Most companies aspire to make stacks and stacks of money, but few have had as much practical experience as Crane & Co. A family-owned business nestled among the Berkshire Hills of western Massachusetts in Dalton, Mass. (population 6,800), Crane continues to make currency paper for the United States Treasury Department the old fashioned way - they churn it - in huge vats. Then, as the company has done for 108 years, this goulash of cotten and linen is run through a drying and pressing process before the blank paper is cut into sheets, inspected, counted, and shipped off to Washington. Eventually, this paper pops from automatic tellers and into our pockets as crisp 10 and 20 dollar bills.

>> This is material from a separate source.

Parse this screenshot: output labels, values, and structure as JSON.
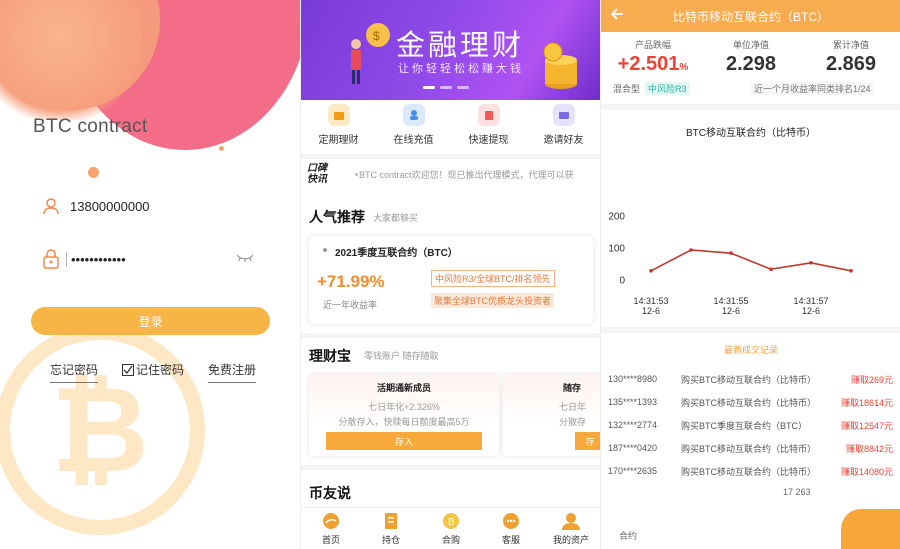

For a company whose main source of pride is that a dollar bill can be folded more than 8,000 times before it deteriorates, the result has been steady, if little-publicized success. Though just a pipsqueak compared to the nation's largest paper manufactures, Crane has consistently won the government contract for currency paper since the Treasury began letting bids in 1879.
Crane's sales in 1986 were $104 million. About $25 million of the total came from selling the government more than 200 million sheets of super tough paper to make into money. Yet, survival has required a lot more than a fat federal contract, company officials say.
Crane has stayed afloat through the Civil War (the company was founded in 1801), two world wars, and the depression era of the 1920s and '30s by harkening to the exhortation of founder Zenas Crane to produce the highest quality paper money can buy - and by learning to be a niche player in a world of giant paper manufacturers.
``If you look back in history, I think you will find that the same basic business principles people say are new and modern today, are the same ones they talked about 50 or 60 years ago,'' says Thomas White, Crane's president.
``There's no big secret in terms of running a business,'' he says. ``It's sticking to the basics. The difficult part is doing all the basics well. It's knowing your customer, providing a good product, having good working relationships with your employees, having a good quality workforce and then you are successful.''
Part of staying successful has meant shunning the now-almost-universal practice of making paper out of wood pulp that came into wide practice in the late 1800s. Long after other manufacturers had turned away from rags for paper stock, Crane continued to solicit bundles of linen rags from local housewives. Today the company buys cuttings from textile mills that it mixes into the thick pulp later transformed into paper seemingly as durable as Levi Strauss denims.
In an attempt to foil would-be counterfeiters, Crane began putting silk threads in the paper in 1928. Since then, more sophisticated anti-counterfeiting methods have been developed, including placing metallic threads, and fluorescent fibers in bank notes. With today's sophisticated photoreproduction techniques, the primary means for preventing counterfeit money has been the use of paper that was virtually unreproducible.
``The tactile senses of a bank teller are probably the first and foremost means for detecting a good counterfeit,'' says Frederick Crane, a descendent of the founder, and a chemist recently retired as head of research and development.
Crane is also a major supplier of currency paper to the American Bank Note company, which prints money for other nations along with stock certificates, and bond notes for Wall Street. The company sells direct to some countries that would rather do the printing themselves.
Competing strongly with a British company named Portals, Ltd., Crane supplies currency paper to several South and Central America, Mr. Crane says. ``Without a doubt the lower value of the dollar has increased our competitive strength overseas,'' he says. Still, the company invests almost 2 percent of sales (about $2 million) in research and development, about double paper industry norms.
Maybe because Crane & Co. officials live in the same town where their manufacturing plants are, the company has made what seems to be an extraordinary effort to be a good guy.
Long before environmental concerns were widespread, Crane in the late 1950s began a $1.5 million anti-pollution campaign to clean up the Housatonic river. Since then, substantially more has been invested ($3.8 million last year) in bettering water quality.
There is little question that Crane overshadows Dalton politically and economically through the 750 jobs it supplies. But Crane is also its main bene-factor, funding a scholarship program that distributes about $60,000 annually to as many as 100 local high school graduates for college work. The company also offers its employees good pension, vacation, life insurance, and profit sharing which distributes 25 percent of profits before taxes ($3.4 million last year) to employees.
``I think they have tried very hard to be a good employer,'' says Dorothy Chapman, a reporter who covers Dalton for the Berkshire Eagle newspaper. Says Ms. Chapman: ``Workers tend to stay with the company for a long time. I think they have genuinely been a good neighbor to this town.''